═════ Dataset extract
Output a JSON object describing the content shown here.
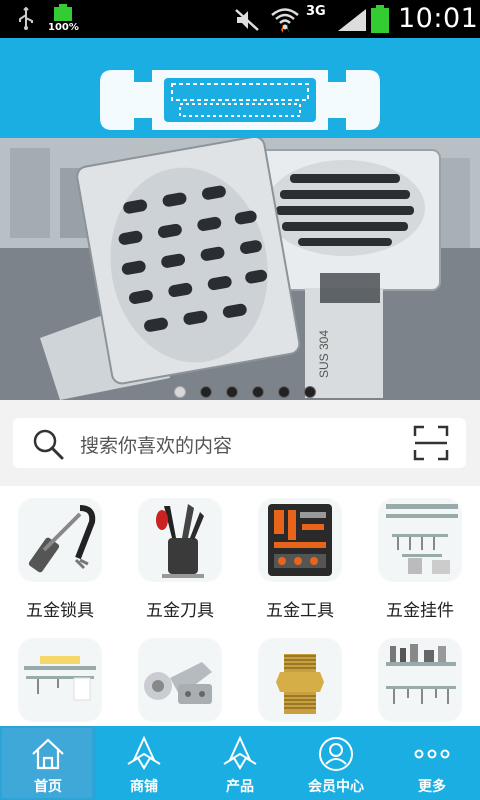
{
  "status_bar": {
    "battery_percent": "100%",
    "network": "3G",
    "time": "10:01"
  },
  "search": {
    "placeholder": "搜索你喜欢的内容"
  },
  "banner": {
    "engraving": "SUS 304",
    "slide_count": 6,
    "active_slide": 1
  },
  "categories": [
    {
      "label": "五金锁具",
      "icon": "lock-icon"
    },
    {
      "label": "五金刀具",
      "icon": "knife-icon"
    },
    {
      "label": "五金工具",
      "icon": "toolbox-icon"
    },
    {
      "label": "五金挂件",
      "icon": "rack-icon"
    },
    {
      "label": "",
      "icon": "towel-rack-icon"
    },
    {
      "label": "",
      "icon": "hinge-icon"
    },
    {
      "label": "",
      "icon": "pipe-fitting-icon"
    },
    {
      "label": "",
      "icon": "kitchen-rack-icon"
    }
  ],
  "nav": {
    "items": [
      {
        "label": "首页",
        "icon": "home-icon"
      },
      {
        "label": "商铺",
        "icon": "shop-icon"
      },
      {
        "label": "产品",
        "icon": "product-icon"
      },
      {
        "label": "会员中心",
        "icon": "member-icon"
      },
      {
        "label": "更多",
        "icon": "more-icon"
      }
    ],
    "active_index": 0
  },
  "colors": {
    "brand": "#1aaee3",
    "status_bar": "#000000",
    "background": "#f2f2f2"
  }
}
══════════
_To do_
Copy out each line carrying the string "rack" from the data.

_Result of this exercise_
      "icon": "rack-icon"
      "icon": "towel-rack-icon"
      "icon": "kitchen-rack-icon"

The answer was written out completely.